- Hard-to-reach premises across Norfolk and Suffolk to benefit from £5 billion government scheme
- Brings total number of premises eligible for Project Gigabit in East of England to 309,200
- Plans will see hundreds of millions of investment in next-generation networks
Rural homes and businesses across Norfolk and Suffolk will get next-generation gigabit broadband built to them under a £5 billion plan to level up internet access across the UK.
New details published today from Project Gigabit, a government scheme to upgrade broadband infrastructure in hard-to-reach areas, reveal that up to 210,000 rural homes and businesses in the region and surrounding areas are in line to be connected to lightning-fast speeds.
This is in addition to commercial providers’ roll out which is seeing gigabit broadband being deployed rapidly across the country – from one in ten households in the UK in 2019 to more than two in five today. The country is also on track for one of the fastest rollouts in Europe and for 60 per cent of all households to have access to gigabit speeds by the end of this year.
The Project Gigabit programme targets properties that would otherwise have been left behind in broadband companies’ rollout plans, prioritising those that currently have the slowest connections.
Their available speeds will rocket to more than 1,000 megabits or one gigabit per second – enough to download a HD movie in less than 30 seconds and lay the foundations for tomorrow’s tech such as 8K-quality video streaming.
It means families no longer having to battle over bandwidth and will give people in rural areas the freedom to live and work more flexibly with the speed and reliability needed to start and run
The government expects to invest between £115 million and £195 million in Norfolk and between £89 million and £151 million in Suffolk to build the networks.
It brings the current total number of eligible premises through the programme in the East of England to 309,000, with Cambridgeshire and adjacent areas already set to see nearly 100,000 properties connected through the scheme. Work to connect this area will begin in September 2022 and will see between £95 million and £161 million investment.
More investment into areas in the East of England is also planned and more details will be announced in due course.
Digital Secretary Oliver Dowden said: “We’re powering ahead in our national mission to level up the regions and build back better.

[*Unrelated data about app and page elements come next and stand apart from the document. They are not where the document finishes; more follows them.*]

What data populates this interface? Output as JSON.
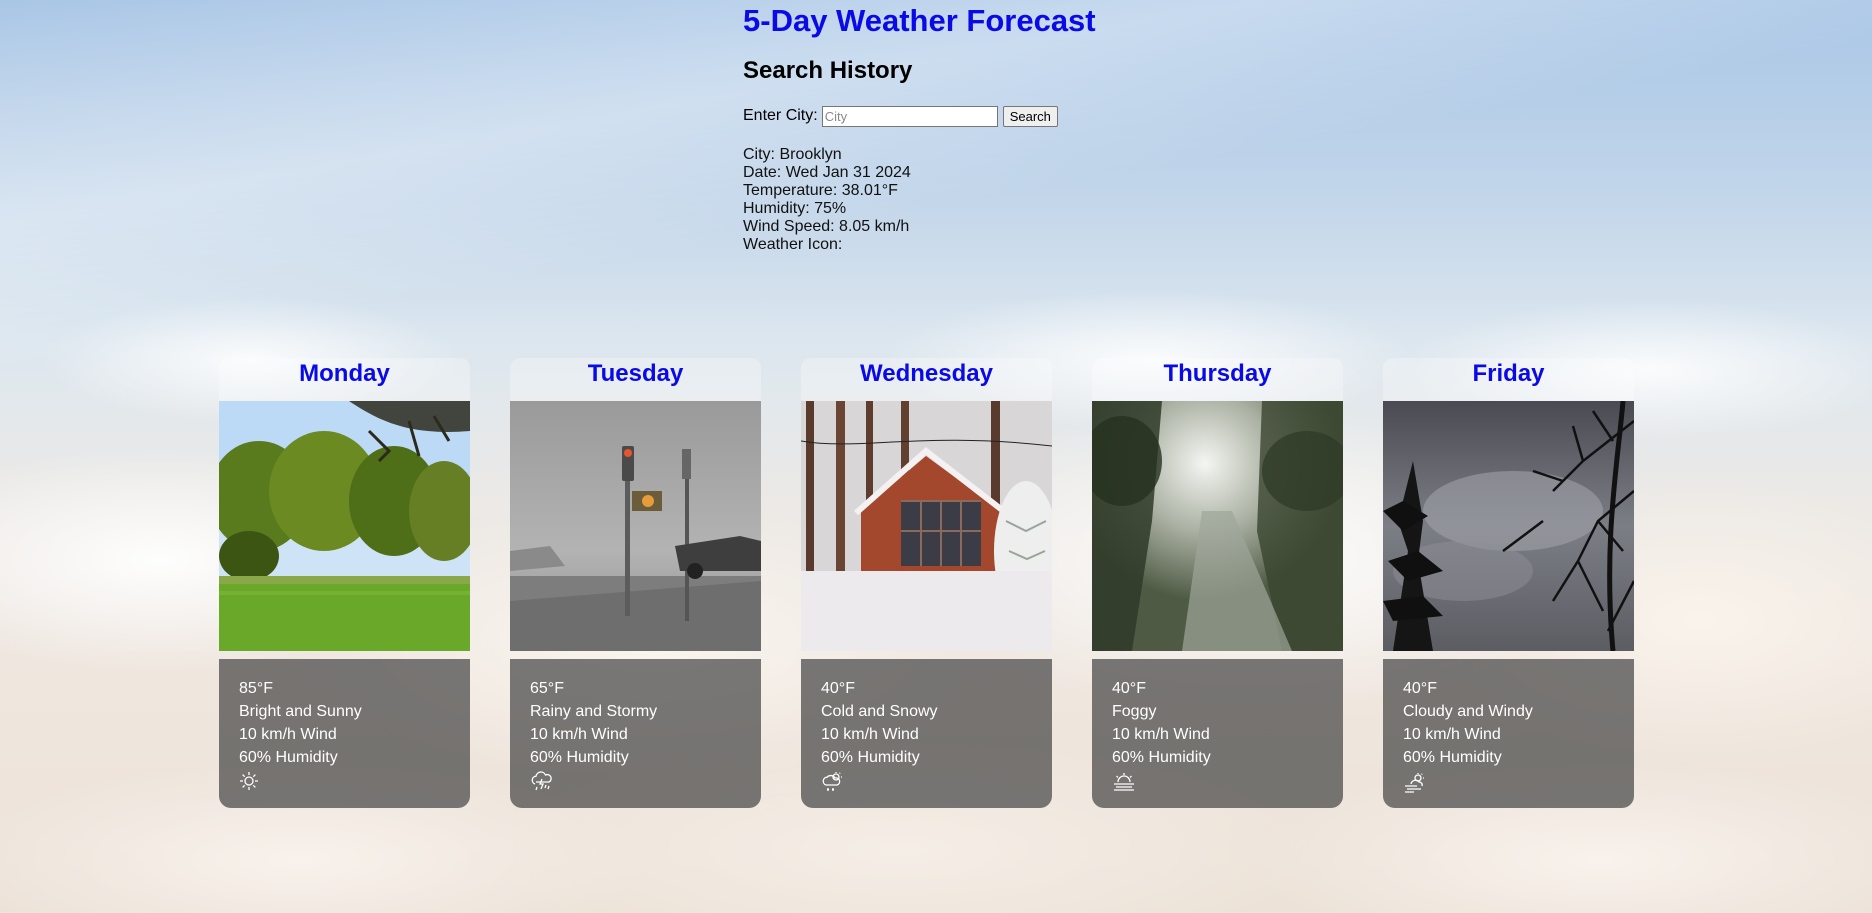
{
  "header": {
    "title": "5-Day Weather Forecast",
    "history_heading": "Search History"
  },
  "search": {
    "label": "Enter City:",
    "placeholder": "City",
    "value": "",
    "button_label": "Search"
  },
  "current": {
    "city": "City: Brooklyn",
    "date": "Date: Wed Jan 31 2024",
    "temperature": "Temperature: 38.01°F",
    "humidity": "Humidity: 75%",
    "wind": "Wind Speed: 8.05 km/h",
    "icon_label": "Weather Icon:"
  },
  "forecast": [
    {
      "day": "Monday",
      "temp": "85°F",
      "condition": "Bright and Sunny",
      "wind": "10 km/h Wind",
      "humidity": "60% Humidity",
      "icon": "sun-icon"
    },
    {
      "day": "Tuesday",
      "temp": "65°F",
      "condition": "Rainy and Stormy",
      "wind": "10 km/h Wind",
      "humidity": "60% Humidity",
      "icon": "storm-icon"
    },
    {
      "day": "Wednesday",
      "temp": "40°F",
      "condition": "Cold and Snowy",
      "wind": "10 km/h Wind",
      "humidity": "60% Humidity",
      "icon": "snow-icon"
    },
    {
      "day": "Thursday",
      "temp": "40°F",
      "condition": "Foggy",
      "wind": "10 km/h Wind",
      "humidity": "60% Humidity",
      "icon": "fog-icon"
    },
    {
      "day": "Friday",
      "temp": "40°F",
      "condition": "Cloudy and Windy",
      "wind": "10 km/h Wind",
      "humidity": "60% Humidity",
      "icon": "wind-icon"
    }
  ]
}
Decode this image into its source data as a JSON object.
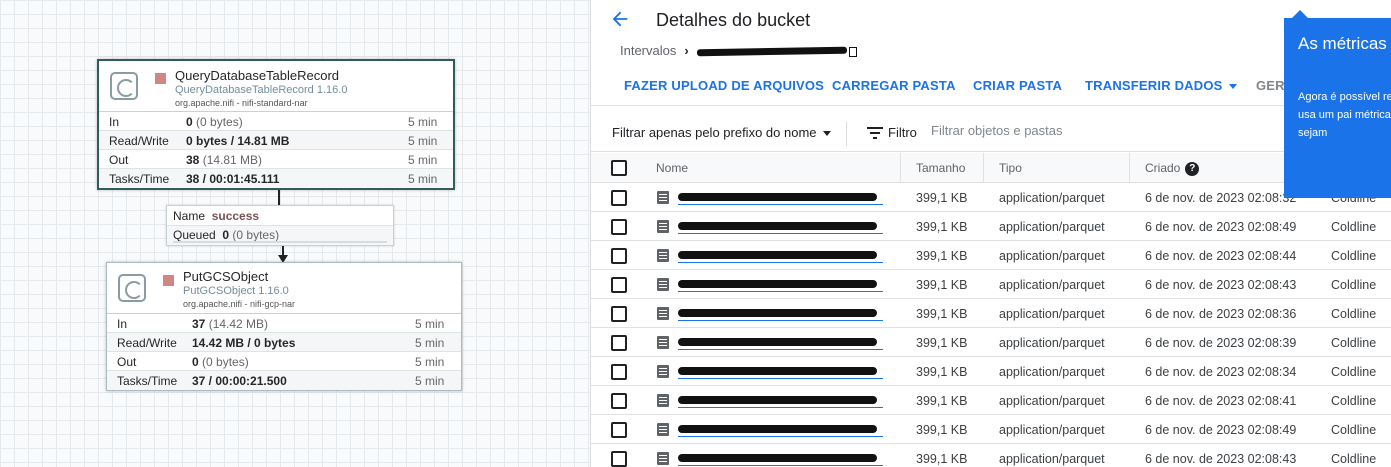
{
  "nifi": {
    "processors": [
      {
        "name": "QueryDatabaseTableRecord",
        "type": "QueryDatabaseTableRecord 1.16.0",
        "bundle": "org.apache.nifi - nifi-standard-nar",
        "stats": [
          {
            "label": "In",
            "value": "0",
            "detail": " (0 bytes)",
            "period": "5 min"
          },
          {
            "label": "Read/Write",
            "value": "0 bytes / 14.81 MB",
            "detail": "",
            "period": "5 min"
          },
          {
            "label": "Out",
            "value": "38",
            "detail": " (14.81 MB)",
            "period": "5 min"
          },
          {
            "label": "Tasks/Time",
            "value": "38 / 00:01:45.111",
            "detail": "",
            "period": "5 min"
          }
        ]
      },
      {
        "name": "PutGCSObject",
        "type": "PutGCSObject 1.16.0",
        "bundle": "org.apache.nifi - nifi-gcp-nar",
        "stats": [
          {
            "label": "In",
            "value": "37",
            "detail": " (14.42 MB)",
            "period": "5 min"
          },
          {
            "label": "Read/Write",
            "value": "14.42 MB / 0 bytes",
            "detail": "",
            "period": "5 min"
          },
          {
            "label": "Out",
            "value": "0",
            "detail": " (0 bytes)",
            "period": "5 min"
          },
          {
            "label": "Tasks/Time",
            "value": "37 / 00:00:21.500",
            "detail": "",
            "period": "5 min"
          }
        ]
      }
    ],
    "connection": {
      "name_label": "Name",
      "name_value": "success",
      "queued_label": "Queued",
      "queued_value": "0",
      "queued_detail": " (0 bytes)"
    }
  },
  "gcs": {
    "title": "Detalhes do bucket",
    "breadcrumb_root": "Intervalos",
    "actions": {
      "upload_files": "FAZER UPLOAD DE ARQUIVOS",
      "upload_folder": "CARREGAR PASTA",
      "create_folder": "CRIAR PASTA",
      "transfer_data": "TRANSFERIR DADOS",
      "more": "GER"
    },
    "filter": {
      "prefix_label": "Filtrar apenas pelo prefixo do nome",
      "filter_label": "Filtro",
      "placeholder": "Filtrar objetos e pastas"
    },
    "table": {
      "headers": {
        "name": "Nome",
        "size": "Tamanho",
        "type": "Tipo",
        "created": "Criado"
      },
      "rows": [
        {
          "size": "399,1 KB",
          "type": "application/parquet",
          "created": "6 de nov. de 2023 02:08:32",
          "class": "Coldline"
        },
        {
          "size": "399,1 KB",
          "type": "application/parquet",
          "created": "6 de nov. de 2023 02:08:49",
          "class": "Coldline"
        },
        {
          "size": "399,1 KB",
          "type": "application/parquet",
          "created": "6 de nov. de 2023 02:08:44",
          "class": "Coldline"
        },
        {
          "size": "399,1 KB",
          "type": "application/parquet",
          "created": "6 de nov. de 2023 02:08:43",
          "class": "Coldline"
        },
        {
          "size": "399,1 KB",
          "type": "application/parquet",
          "created": "6 de nov. de 2023 02:08:36",
          "class": "Coldline"
        },
        {
          "size": "399,1 KB",
          "type": "application/parquet",
          "created": "6 de nov. de 2023 02:08:39",
          "class": "Coldline"
        },
        {
          "size": "399,1 KB",
          "type": "application/parquet",
          "created": "6 de nov. de 2023 02:08:34",
          "class": "Coldline"
        },
        {
          "size": "399,1 KB",
          "type": "application/parquet",
          "created": "6 de nov. de 2023 02:08:41",
          "class": "Coldline"
        },
        {
          "size": "399,1 KB",
          "type": "application/parquet",
          "created": "6 de nov. de 2023 02:08:49",
          "class": "Coldline"
        },
        {
          "size": "399,1 KB",
          "type": "application/parquet",
          "created": "6 de nov. de 2023 02:08:43",
          "class": "Coldline"
        }
      ]
    },
    "tooltip": {
      "title": "As métricas foram movic",
      "body": "Agora é possível replicação turbo você usa um pai métricas precisa para que sejam"
    }
  }
}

“Today we can reveal how our £5 billion Project Gigabit broadband fund is going to help rural communities across England’s eastern counties get access to lightning-fast internet connections and give people the freedom to live and work flexibly and seize the benefits of modern technology.”
Project Gigabit will incentivise network providers to build in areas deemed ‘commercially unviable’. Areas with the largest proportion of premises identified as hard-to-reach or connected to slow speeds will be first in line for support.
Project Gigabit will accelerate our recovery from covid, fire up high growth sectors like tech and the creative industries and level up the country, spreading wealth and creating jobs the breadth of Britain.
Cllr Tom Fitzpatrick from Norfolk County Council, cabinet member for Innovation, Transformation and Performance, said: “Norfolk County Council is committed to making Norfolk the best connected rural county in the country and we are striving for 100% availability of fast broadband to all Norfolk properties.
“We welcome this latest announcement from DCMS about further significant investment in Norfolk’s digital infrastructure. We welcome the huge benefits this will bring and are delighted with the high priority that Norfolk has been given.
“Project Gigabit will help our residents to fully benefit from digital opportunities, help our businesses grow and improve their profitability, and significantly benefit our rural economy.”
Additional information on the table
- Contract commencement date: The start date of the new commercial activity.
- Number of premises: The number of premises in scope of the procurement and expected to be uncommercial and require public funding – either as modelled by DCMS or as superseded
following Public Review and Pre-Procurement Market Engagement. This value may change significantly leading up to commencement of the procurement process.